While the Roman Republic and Empire were centralized bodies of power, the ancient Greek world was split into at least a hundred self-governing towns or city-states; each of which would mint their own denominations of money. Often coins were checked for their metal content and weighed in order to be accepted in other cities, and as coins spread, the weights of the coins became more standardized across the Aegean. However, each city was responsible for their own minting, so standards of weight and worth were never wholly uniform as they were with the later Romans. Each city had unique symbols which could be used to identify the city of origin; Athens, for example, was represented by an owl, an animal that was commonly associated with their patron goddess Athena, while Corinth was represented by dolphins and Rhodes by a rose—a play on words since the Greek word for rose was rhodon.
Greek coins are separated into three periods: the Archaic, the Classical, and the Hellenistic.
The Archaic period is defined by the emerging city-states of ancient Greece, from the introduction of Greek coinage in around 600 B.C. until the wars with Persia in about 480 B.C. These city-states usually included a medium-sized city and the area immediately surrounding it. At this time, there were no Greek empires. Instead, city-states entered into loose alliances ("leagues") which were often easily broken. Two of the most famous examples of city-states are Athens and Sparta, two powerful cities that fought one another in the Peloponnesian War (431-404 B.C.), as chronicled by the contemporary historian Thucydides.
The Classical period is defined as the period from 480 B.C. until the rise of Alexander the Great in the 330s B.C. During the Classical period, some city-states became much grander, with larger spheres of influence.
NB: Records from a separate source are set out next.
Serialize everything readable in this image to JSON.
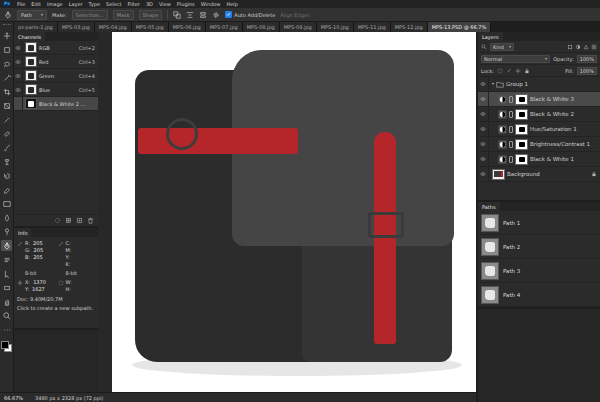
{
  "app": {
    "logo": "Ps"
  },
  "menu": [
    "File",
    "Edit",
    "Image",
    "Layer",
    "Type",
    "Select",
    "Filter",
    "3D",
    "View",
    "Plugins",
    "Window",
    "Help"
  ],
  "options": {
    "mode": "Path",
    "make": "Make:",
    "buttons": [
      "Selection...",
      "Mask",
      "Shape"
    ],
    "auto_add_delete": {
      "label": "Auto Add/Delete",
      "checked": true
    },
    "align_edges": {
      "label": "Align Edges",
      "disabled": true
    }
  },
  "toolbar": {
    "tools": [
      {
        "selected": false
      },
      {
        "selected": false
      },
      {
        "selected": false
      },
      {
        "selected": false
      },
      {
        "selected": false
      },
      {
        "selected": false
      },
      {
        "selected": false
      },
      {
        "selected": false
      },
      {
        "selected": false
      },
      {
        "selected": false
      },
      {
        "selected": false
      },
      {
        "selected": false
      },
      {
        "selected": false
      },
      {
        "selected": false
      },
      {
        "selected": false
      },
      {
        "selected": true
      },
      {
        "selected": false
      },
      {
        "selected": false
      },
      {
        "selected": false
      },
      {
        "selected": false
      },
      {
        "selected": false
      },
      {
        "selected": false
      }
    ]
  },
  "tabs": [
    {
      "label": "ps-parts-1.jpg",
      "selected": false
    },
    {
      "label": "MPS-03.jpg",
      "selected": false
    },
    {
      "label": "MPS-04.jpg",
      "selected": false
    },
    {
      "label": "MPS-05.jpg",
      "selected": false
    },
    {
      "label": "MPS-06.jpg",
      "selected": false
    },
    {
      "label": "MPS-07.jpg",
      "selected": false
    },
    {
      "label": "MPS-08.jpg",
      "selected": false
    },
    {
      "label": "MPS-09.jpg",
      "selected": false
    },
    {
      "label": "MPS-10.jpg",
      "selected": false
    },
    {
      "label": "MPS-11.jpg",
      "selected": false
    },
    {
      "label": "MPS-12.jpg",
      "selected": false
    },
    {
      "label": "MPS-13.PSD @ 66.7%",
      "selected": true
    }
  ],
  "channels": {
    "title": "Channels",
    "rows": [
      {
        "name": "RGB",
        "shortcut": "Ctrl+2",
        "visible": true,
        "selected": false
      },
      {
        "name": "Red",
        "shortcut": "Ctrl+3",
        "visible": true,
        "selected": false
      },
      {
        "name": "Green",
        "shortcut": "Ctrl+4",
        "visible": true,
        "selected": false
      },
      {
        "name": "Blue",
        "shortcut": "Ctrl+5",
        "visible": true,
        "selected": false
      },
      {
        "name": "Black & White 2 ...",
        "visible": false,
        "selected": true
      }
    ]
  },
  "info": {
    "title": "Info",
    "color_left": [
      {
        "label": "R:",
        "value": "205"
      },
      {
        "label": "G:",
        "value": "205"
      },
      {
        "label": "B:",
        "value": "205"
      }
    ],
    "color_right": [
      {
        "label": "C:"
      },
      {
        "label": "M:"
      },
      {
        "label": "Y:"
      },
      {
        "label": "K:"
      }
    ],
    "bit_left": "8-bit",
    "bit_right": "8-bit",
    "position": [
      {
        "label": "X:",
        "value": "1370"
      },
      {
        "label": "Y:",
        "value": "1627"
      }
    ],
    "size": [
      {
        "label": "W:"
      },
      {
        "label": "H:"
      }
    ],
    "doc": "Doc: 9.40M/20.7M",
    "hint": "Click to create a new subpath."
  },
  "layers": {
    "title": "Layers",
    "filter": "Kind",
    "blend": "Normal",
    "opacity_label": "Opacity:",
    "opacity": "100%",
    "lock_label": "Lock:",
    "fill_label": "Fill:",
    "fill": "100%",
    "rows": [
      {
        "name": "Group 1",
        "kind": "group",
        "expanded": true,
        "visible": true,
        "selected": false,
        "in_group": false
      },
      {
        "name": "Black & White 3",
        "kind": "adjustment",
        "visible": true,
        "selected": true,
        "in_group": true
      },
      {
        "name": "Black & White 2",
        "kind": "adjustment",
        "visible": true,
        "selected": false,
        "in_group": true
      },
      {
        "name": "Hue/Saturation 1",
        "kind": "adjustment",
        "visible": true,
        "selected": false,
        "in_group": true
      },
      {
        "name": "Brightness/Contrast 1",
        "kind": "adjustment",
        "visible": true,
        "selected": false,
        "in_group": true
      },
      {
        "name": "Black & White 1",
        "kind": "adjustment",
        "visible": true,
        "selected": false,
        "in_group": true
      },
      {
        "name": "Background",
        "kind": "background",
        "visible": true,
        "selected": false,
        "in_group": false
      }
    ]
  },
  "paths": {
    "title": "Paths",
    "rows": [
      {
        "name": "Path 1",
        "selected": false
      },
      {
        "name": "Path 2",
        "selected": false
      },
      {
        "name": "Path 3",
        "selected": false
      },
      {
        "name": "Path 4",
        "selected": false
      }
    ]
  },
  "status": {
    "zoom": "66.67%",
    "size": "3480 px x 2328 px (72 ppi)"
  }
}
This is reflected in their coinage, which is often more technical and more aesthetically pleasing, and mostly made of gold or silver. They commonly featured a god or goddess on one side, usually the patron god from its city of origin, and a symbol of the city on the other. This was also the period when inscriptions began appearing on coins, often explicitly stating the city where it was minted.
The Hellenistic era, roughly 330 B.C. until the late first century B.C., is commonly referred to as the age of Alexander the Great and his successors. In this era, Greek coinage was spread around the known world when Alexander the Great conquered much of the Eastern Mediterranean and large tracts of western and central Asia. Greek coins became common over vast distances, reaching areas as far east as Sri Lanka and Indochina, and as far west as Great Britain. These were the standard of coinage for centuries to come. After his death, many of Alexander’s successor kings, generals who inherited his empire from Egypt to India, minted coins with their own likenesses and names on them. Because these successor kingdoms were much larger and wealthier than the Greek city states of the classical period, their coins tended to be more mass-produced, as well as larger, and more frequently in gold. In places isolated from the Mediterranean, such as Afghanistan and India, these coins are some of the only evidence of certain Greek occupation and influence, which has otherwise been lost to the sands of time.
As Greek influence increased across Europe and Asia, more and more people began producing coins in the Greek fashion, including the Gauls (the area of modern France), nomads from Central Asia, the inhabitants of India, and the Romans, who refined the Greek design and produced its own distinctive coinage.